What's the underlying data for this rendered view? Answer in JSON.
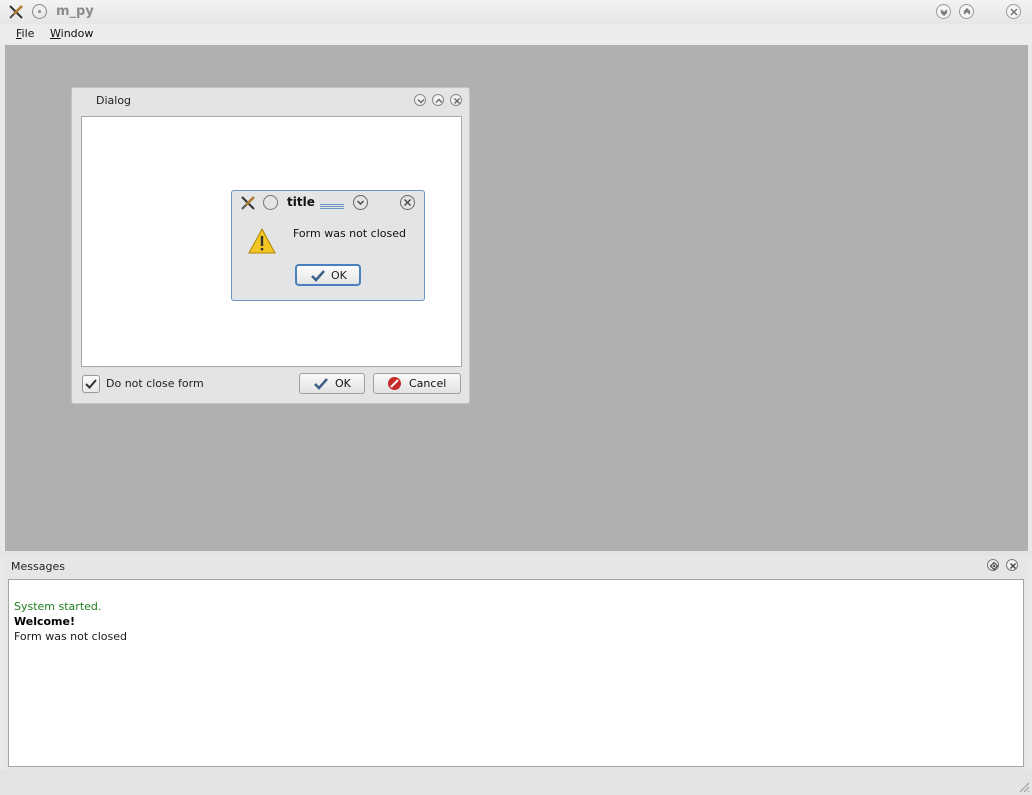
{
  "window": {
    "title": "m_py",
    "icon": "app-tools-icon"
  },
  "menu": {
    "file_underline": "F",
    "file_rest": "ile",
    "window_underline": "W",
    "window_rest": "indow"
  },
  "dialog": {
    "title": "Dialog",
    "checkbox_label": "Do not close form",
    "checkbox_checked": true,
    "ok_label": "OK",
    "cancel_label": "Cancel"
  },
  "message_box": {
    "title": "title",
    "text": "Form was not closed",
    "ok_label": "OK",
    "icon": "warning-icon"
  },
  "messages": {
    "title": "Messages",
    "lines": [
      {
        "text": "System started.",
        "color": "#1e7d1e",
        "weight": "normal"
      },
      {
        "text": "Welcome!",
        "color": "#000000",
        "weight": "bold"
      },
      {
        "text": "Form was not closed",
        "color": "#1a1a1a",
        "weight": "normal"
      }
    ]
  },
  "colors": {
    "mdi_background": "#b0b0ae",
    "msgbox_border": "#6f93c4",
    "accent_blue": "#4a7fc0",
    "cancel_red": "#c62a2a"
  }
}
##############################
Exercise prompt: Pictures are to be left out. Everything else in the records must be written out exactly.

Exercise response:
What's the underlying data for this rendered view? Answer in JSON.
{
  "window": {
    "title": "m_py",
    "icon": "app-tools-icon"
  },
  "menu": {
    "file_underline": "F",
    "file_rest": "ile",
    "window_underline": "W",
    "window_rest": "indow"
  },
  "dialog": {
    "title": "Dialog",
    "checkbox_label": "Do not close form",
    "checkbox_checked": true,
    "ok_label": "OK",
    "cancel_label": "Cancel"
  },
  "message_box": {
    "title": "title",
    "text": "Form was not closed",
    "ok_label": "OK",
    "icon": "warning-icon"
  },
  "messages": {
    "title": "Messages",
    "lines": [
      {
        "text": "System started.",
        "color": "#1e7d1e",
        "weight": "normal"
      },
      {
        "text": "Welcome!",
        "color": "#000000",
        "weight": "bold"
      },
      {
        "text": "Form was not closed",
        "color": "#1a1a1a",
        "weight": "normal"
      }
    ]
  },
  "colors": {
    "mdi_background": "#b0b0ae",
    "msgbox_border": "#6f93c4",
    "accent_blue": "#4a7fc0",
    "cancel_red": "#c62a2a"
  }
}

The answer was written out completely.